This is unsurprising given the time and cost involved in court or arbitration proceedings. There are many benefits from mediation, not least of which is speed.
Unlike court or arbitration proceedings, which can run for months or years, mediation can often resolve disputes after a one or two day session.
The knock-on effect of this is that the cost of resolving a dispute can be significantly reduced.
The settlement agreed at mediation is based on terms that all parties can accept, avoiding the uncertainty and dissatisfaction often experienced in court or arbitration.
There is also room for creativity in deciding a settlement, so that personal, commercial or other important issues can be addressed.
Resolutions such as public apologies, structured payment terms or the restructuring of existing contracts are not options under normal court or arbitration proceedings.
Whereas litigation can lead to bad blood, removing punitive outcomes from the equation has the advantage of maintaining business relationships.
Another major advantage is the privacy of mediation.
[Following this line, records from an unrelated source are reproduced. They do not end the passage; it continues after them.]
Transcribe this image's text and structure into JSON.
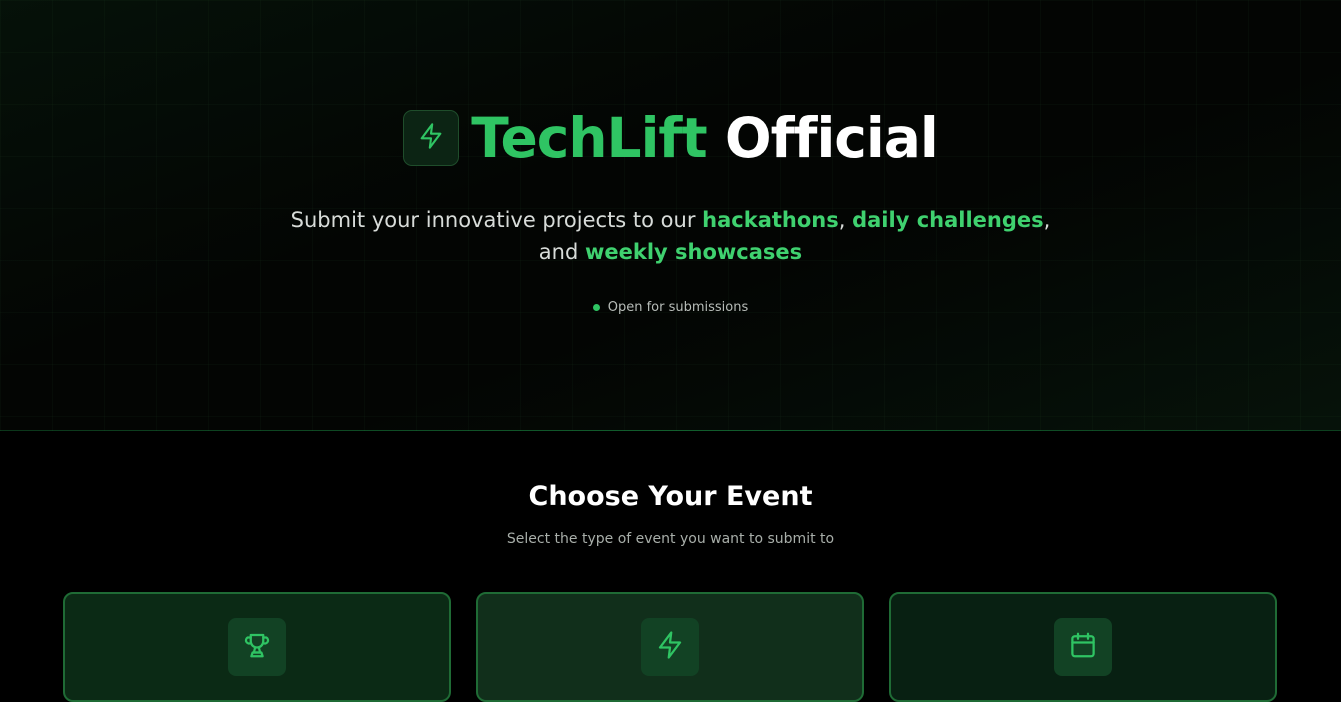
{
  "hero": {
    "logo_icon": "lightning-bolt-icon",
    "title_brand": "TechLift",
    "title_rest": "Official",
    "subtitle": {
      "part1": "Submit your innovative projects to our ",
      "highlight1": "hackathons",
      "sep1": ", ",
      "highlight2": "daily challenges",
      "sep2": ",",
      "part2": "and ",
      "highlight3": "weekly showcases"
    },
    "status_text": "Open for submissions"
  },
  "events": {
    "title": "Choose Your Event",
    "subtitle": "Select the type of event you want to submit to",
    "cards": [
      {
        "icon": "trophy-icon"
      },
      {
        "icon": "lightning-bolt-icon"
      },
      {
        "icon": "calendar-icon"
      }
    ]
  },
  "colors": {
    "accent": "#2fc463",
    "highlight": "#3fd16f",
    "background": "#000000",
    "card_border": "#1f6b35"
  }
}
What transpires is confidential, which avoids potentially damaging or embarrassing publicity in court proceedings.
Similarly, the entire process is “without prejudice” – for example, weaknesses revealed in mediation cannot be relied upon in court proceedings if the mediation is unsuccessful.
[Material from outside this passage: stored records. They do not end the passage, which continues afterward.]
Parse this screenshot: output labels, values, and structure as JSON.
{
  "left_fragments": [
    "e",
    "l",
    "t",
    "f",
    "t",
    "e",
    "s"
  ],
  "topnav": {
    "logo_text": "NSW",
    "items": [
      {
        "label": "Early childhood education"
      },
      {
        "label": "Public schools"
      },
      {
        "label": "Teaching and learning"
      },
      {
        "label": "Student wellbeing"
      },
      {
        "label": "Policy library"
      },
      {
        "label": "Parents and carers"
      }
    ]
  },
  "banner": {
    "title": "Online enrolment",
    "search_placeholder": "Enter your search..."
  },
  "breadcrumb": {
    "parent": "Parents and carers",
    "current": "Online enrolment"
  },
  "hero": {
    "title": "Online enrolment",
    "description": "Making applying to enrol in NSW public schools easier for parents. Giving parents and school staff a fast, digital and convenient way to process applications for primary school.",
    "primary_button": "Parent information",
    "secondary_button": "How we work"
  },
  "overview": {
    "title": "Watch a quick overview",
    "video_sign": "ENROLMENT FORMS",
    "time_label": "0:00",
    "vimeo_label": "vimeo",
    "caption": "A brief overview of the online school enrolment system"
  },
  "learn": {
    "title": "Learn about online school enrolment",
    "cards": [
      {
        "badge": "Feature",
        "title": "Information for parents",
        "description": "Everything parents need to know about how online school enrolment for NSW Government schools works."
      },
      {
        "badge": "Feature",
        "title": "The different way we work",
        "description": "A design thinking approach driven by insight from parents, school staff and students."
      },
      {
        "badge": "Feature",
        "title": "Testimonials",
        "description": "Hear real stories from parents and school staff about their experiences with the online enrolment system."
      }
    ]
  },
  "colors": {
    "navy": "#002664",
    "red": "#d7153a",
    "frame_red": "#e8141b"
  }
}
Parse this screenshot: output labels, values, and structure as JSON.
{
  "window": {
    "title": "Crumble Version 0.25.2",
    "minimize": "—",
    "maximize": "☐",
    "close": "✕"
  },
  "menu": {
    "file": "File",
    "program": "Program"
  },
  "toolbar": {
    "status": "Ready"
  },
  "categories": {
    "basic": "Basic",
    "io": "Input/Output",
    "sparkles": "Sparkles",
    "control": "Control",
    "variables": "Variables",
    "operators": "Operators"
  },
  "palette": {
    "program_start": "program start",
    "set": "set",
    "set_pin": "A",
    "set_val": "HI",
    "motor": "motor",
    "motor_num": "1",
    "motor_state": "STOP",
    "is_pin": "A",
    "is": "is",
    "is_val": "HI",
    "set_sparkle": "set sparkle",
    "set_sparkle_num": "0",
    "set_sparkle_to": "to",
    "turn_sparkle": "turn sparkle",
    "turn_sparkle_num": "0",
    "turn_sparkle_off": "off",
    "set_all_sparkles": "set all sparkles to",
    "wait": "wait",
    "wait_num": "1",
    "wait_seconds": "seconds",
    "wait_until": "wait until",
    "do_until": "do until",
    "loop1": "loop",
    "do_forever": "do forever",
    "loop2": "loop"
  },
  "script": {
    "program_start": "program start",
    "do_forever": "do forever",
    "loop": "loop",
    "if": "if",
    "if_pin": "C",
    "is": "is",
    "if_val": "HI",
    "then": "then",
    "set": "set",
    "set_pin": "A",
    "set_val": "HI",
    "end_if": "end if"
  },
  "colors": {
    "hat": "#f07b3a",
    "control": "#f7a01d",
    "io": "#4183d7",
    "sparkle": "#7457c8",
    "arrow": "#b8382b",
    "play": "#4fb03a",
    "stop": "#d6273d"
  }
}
The flexibility of the entire process, in contrast to court proceedings, is the real beauty of mediation. It can take place at any time – before a dispute escalates, after proceedings have been lodged with the court and even during a trial.
There can be multiple parties involved, each with different interest in the dispute.
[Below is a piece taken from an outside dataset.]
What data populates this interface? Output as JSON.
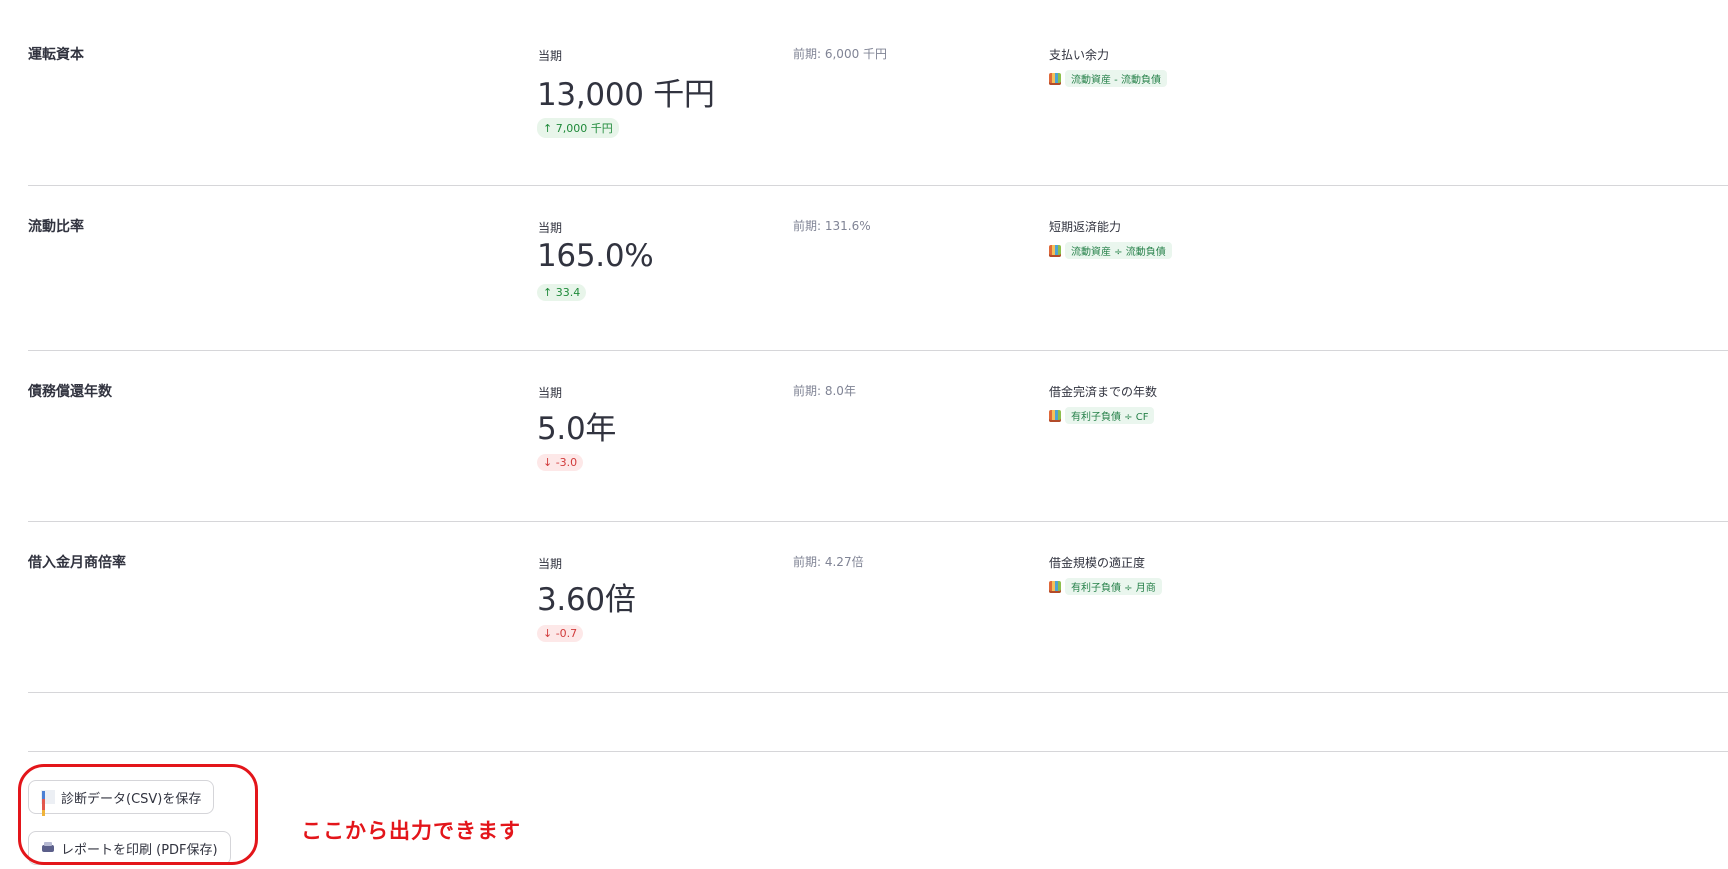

We have experience of a six party mediation at which the employer, contractor, subcontractor and insurers were all in attendance, each party contributing to the settlement deal.
Even once mediation has started, parties may withdraw at any time. The parties’ desire to reach a voluntary agreement is key to a successful mediation.
The mediator will normally open the mediation with a joint session attended by all parties and their representatives.
At this session, the mediator will give an overview of the process and procedures and will then give the parties the opportunity to outline their case, what they are looking for out of the session and the chance to express their feelings on the issues in dispute.
The mediator will have frank discussions with each of the parties about their respective cases at a series of confidential meetings, the content of which will not be communicated to the other parties.
He will examine early on in the session possible areas of agreement as well as disagreement and he will test the parties’ resolve to fight rather than settle.
Crucially, he will also outline the likely costs involved in taking the matter to litigation should an agreement not be reached.
The mediator will often encourage decision makers from each party to meet, either with or without legal representation, to explore possible settlement options.
Where experts appointed for both parties are present, the mediator may also encourage them to meet and seek to narrow the issues in dispute.
When a deal is reached, a joint session will usually be convened at which the terms of the settlement are agreed.
If a deal is not reached, however, the parties can agree to adjourn the session until a later date or can agree to attempt to resolve the issues on an ongoing basis.
Where negotiations have broken down, the mediator may explore with the parties alternative forms of dispute resolution and the benefits of each in relation to this particular dispute.
For those wishing to avoid lengthy, expensive and fraught court proceedings, mediation can be the ideal way to resolve disputes as quickly and as painlessly as can be expected.
No method of dispute resolution can claim to have all the answers, but the rise in the number of disputes going to mediation would surely indicate its value to companies that would rather concentrate on their day job than exchange blows in court.
Louise Shiels is an associate in the construction and engineering group at UK law firm Dundas & Wilson